◆ Instructions for the task ◆
Line by line, return the listing exactly, without any of the images.
Dataset records: Begin
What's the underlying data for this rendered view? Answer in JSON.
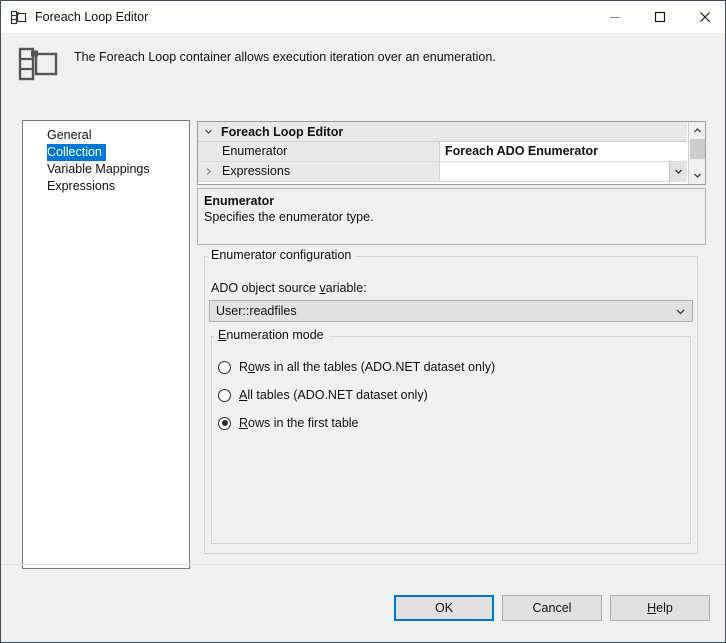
{
  "window": {
    "title": "Foreach Loop Editor",
    "icon": "foreach-loop-icon",
    "controls": {
      "minimize": "minimize-icon",
      "maximize": "maximize-icon",
      "close": "close-icon"
    }
  },
  "header": {
    "icon": "foreach-loop-icon",
    "description": "The Foreach Loop container allows execution iteration over an enumeration."
  },
  "sidebar": {
    "items": [
      {
        "label": "General",
        "selected": false
      },
      {
        "label": "Collection",
        "selected": true
      },
      {
        "label": "Variable Mappings",
        "selected": false
      },
      {
        "label": "Expressions",
        "selected": false
      }
    ]
  },
  "property_grid": {
    "category": "Foreach Loop Editor",
    "category_expander": "chevron-down-icon",
    "rows": [
      {
        "name": "Enumerator",
        "value": "Foreach ADO Enumerator",
        "expander": "",
        "has_dropdown": false
      },
      {
        "name": "Expressions",
        "value": "",
        "expander": "chevron-right-icon",
        "has_dropdown": true
      }
    ],
    "scrollbar": {
      "up": "scroll-up-arrow-icon",
      "down": "scroll-down-arrow-icon"
    }
  },
  "description_panel": {
    "title": "Enumerator",
    "text": "Specifies the enumerator type."
  },
  "enumerator_configuration": {
    "legend": "Enumerator configuration",
    "variable_label_pre": "ADO object source ",
    "variable_label_accel": "v",
    "variable_label_post": "ariable:",
    "variable_value": "User::readfiles",
    "dropdown_icon": "chevron-down-icon",
    "enumeration_mode": {
      "legend_accel": "E",
      "legend_rest": "numeration mode",
      "options": [
        {
          "accel": "R",
          "pre": "",
          "mid": "o",
          "post": "ws in all the tables (ADO.NET dataset only)",
          "label": "Rows in all the tables (ADO.NET dataset only)",
          "selected": false
        },
        {
          "accel": "A",
          "post": "ll tables (ADO.NET dataset only)",
          "label": "All tables (ADO.NET dataset only)",
          "selected": false
        },
        {
          "accel": "R",
          "post": "ows in the first table",
          "label": "Rows in the first table",
          "selected": true
        }
      ]
    }
  },
  "footer": {
    "ok": "OK",
    "cancel": "Cancel",
    "help_accel": "H",
    "help_rest": "elp"
  },
  "colors": {
    "accent": "#0078d7",
    "window_border": "#3c5064",
    "body_background": "#f0f0f0"
  }
}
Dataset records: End
◆ Your solution ◆
What's the underlying data for this rendered view? Answer in JSON.
{
  "window": {
    "title": "Foreach Loop Editor",
    "icon": "foreach-loop-icon",
    "controls": {
      "minimize": "minimize-icon",
      "maximize": "maximize-icon",
      "close": "close-icon"
    }
  },
  "header": {
    "icon": "foreach-loop-icon",
    "description": "The Foreach Loop container allows execution iteration over an enumeration."
  },
  "sidebar": {
    "items": [
      {
        "label": "General",
        "selected": false
      },
      {
        "label": "Collection",
        "selected": true
      },
      {
        "label": "Variable Mappings",
        "selected": false
      },
      {
        "label": "Expressions",
        "selected": false
      }
    ]
  },
  "property_grid": {
    "category": "Foreach Loop Editor",
    "category_expander": "chevron-down-icon",
    "rows": [
      {
        "name": "Enumerator",
        "value": "Foreach ADO Enumerator",
        "expander": "",
        "has_dropdown": false
      },
      {
        "name": "Expressions",
        "value": "",
        "expander": "chevron-right-icon",
        "has_dropdown": true
      }
    ],
    "scrollbar": {
      "up": "scroll-up-arrow-icon",
      "down": "scroll-down-arrow-icon"
    }
  },
  "description_panel": {
    "title": "Enumerator",
    "text": "Specifies the enumerator type."
  },
  "enumerator_configuration": {
    "legend": "Enumerator configuration",
    "variable_label_pre": "ADO object source ",
    "variable_label_accel": "v",
    "variable_label_post": "ariable:",
    "variable_value": "User::readfiles",
    "dropdown_icon": "chevron-down-icon",
    "enumeration_mode": {
      "legend_accel": "E",
      "legend_rest": "numeration mode",
      "options": [
        {
          "accel": "R",
          "pre": "",
          "mid": "o",
          "post": "ws in all the tables (ADO.NET dataset only)",
          "label": "Rows in all the tables (ADO.NET dataset only)",
          "selected": false
        },
        {
          "accel": "A",
          "post": "ll tables (ADO.NET dataset only)",
          "label": "All tables (ADO.NET dataset only)",
          "selected": false
        },
        {
          "accel": "R",
          "post": "ows in the first table",
          "label": "Rows in the first table",
          "selected": true
        }
      ]
    }
  },
  "footer": {
    "ok": "OK",
    "cancel": "Cancel",
    "help_accel": "H",
    "help_rest": "elp"
  },
  "colors": {
    "accent": "#0078d7",
    "window_border": "#3c5064",
    "body_background": "#f0f0f0"
  }
}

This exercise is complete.